Hal is a little hard of hearing:

I guess I'm just having trouble keeping up with you kids and all your Internet shenanigans. But all of this writing to people's terminals is making me fondly remember my days using dumb terminals to talk with my friends on time-sharing systems. You can't type faster than 9600 baud, so who the heck needs 10Gbps? And get off my lawn!

If I wanted to tell Tim to get off my lawn, I could do that with the write command:

$ write tim
write: tim is logged in more than once; writing to pts/2
Get off my lawn!

Specify the user you want to send a message to as an argument. As you can see, Tim is logged in on multiple PTYs, so the write command will by default send the message to the lowest numbered device. But you can specify a specific device to write to as an optional argument: "write tim pts/2", for example.

Once you hit return on the command line, anything you type in subsequent lines is sent to the specified user (each line normally gets sent immediately when you hit Enter). When you're done entering text, just hit <Ctrl>-D. Tim ends up seeing a message like this:

Message from hal@caribou on pts/1 at 16:43 ...
Get off my lawn!

Now random grumpy old men shouting into your terminal windows can be distracting when you're trying to get work done. So Tim has the option of blocking messages on his PTY with "mesg n":

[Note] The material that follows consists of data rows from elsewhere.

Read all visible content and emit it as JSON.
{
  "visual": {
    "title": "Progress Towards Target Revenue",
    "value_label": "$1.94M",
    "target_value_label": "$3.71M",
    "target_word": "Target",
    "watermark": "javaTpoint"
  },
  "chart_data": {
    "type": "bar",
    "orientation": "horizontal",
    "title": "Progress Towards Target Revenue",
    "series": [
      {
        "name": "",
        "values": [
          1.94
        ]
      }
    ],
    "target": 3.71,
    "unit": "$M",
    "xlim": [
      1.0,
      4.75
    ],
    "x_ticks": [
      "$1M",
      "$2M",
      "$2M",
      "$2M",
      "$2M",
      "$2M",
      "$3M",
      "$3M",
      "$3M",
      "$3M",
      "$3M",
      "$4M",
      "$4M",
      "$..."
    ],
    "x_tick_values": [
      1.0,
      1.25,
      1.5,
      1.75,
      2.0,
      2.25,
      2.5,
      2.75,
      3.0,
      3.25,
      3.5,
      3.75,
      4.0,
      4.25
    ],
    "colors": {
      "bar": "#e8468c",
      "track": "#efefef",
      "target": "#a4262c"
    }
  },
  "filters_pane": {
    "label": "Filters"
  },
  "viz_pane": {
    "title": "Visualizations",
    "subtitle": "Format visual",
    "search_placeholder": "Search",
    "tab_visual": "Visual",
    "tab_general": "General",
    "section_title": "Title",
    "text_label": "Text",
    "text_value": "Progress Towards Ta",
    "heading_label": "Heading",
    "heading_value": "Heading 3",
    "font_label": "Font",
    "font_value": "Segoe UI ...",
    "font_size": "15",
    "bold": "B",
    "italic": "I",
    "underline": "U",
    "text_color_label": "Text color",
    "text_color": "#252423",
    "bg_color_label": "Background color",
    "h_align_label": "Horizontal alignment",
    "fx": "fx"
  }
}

$ mesg
is y
$ ls -l /dev/pts/2
crw--w---- 1 tim tty 136, 2 2011-01-10 16:50 /dev/pts/2
$ mesg n
$ ls -l /dev/pts/2
crw------- 1 tim tty 136, 2 2011-01-10 16:50 /dev/pts/2

With no arguments, the mesg command tells you what the current status of your PTY is-- the default is to be accepting messages, or "y". As you can see in the output above, running "mesg n" simply removes the group-writable flag from your PTY. The write command is set-GID to group "tty" so that it can write messages to users terminals when "mesg y" is set.

But in our last Episode, I used the wall command to send New Year's greetings to everybody on the system. In its simplest form, wall accepts input on the standard in and blasts it to all currently connected users:

$ echo Get off my lawn! | wall

And the users see:

Broadcast Message from hal@caribou                                             
(/dev/pts/1) at 16:58 ...

Get off my lawn!

If you are the superuser, wall can also be used to write messages stored in a text file.

# wall /etc/shutdown-message

The other advantage to running wall as the superuser is that your message will even go to the terminals of those users who have set "mesg n". After all, "mesg n" works by changing permissions on the PTY devices, but root can write to any file regardless of permissions.

Now that I've educated you whipper-snappers on this outmoded technology, it's time for my nap. Why don't you kids go shoot some marbles or play with your hula-hoops?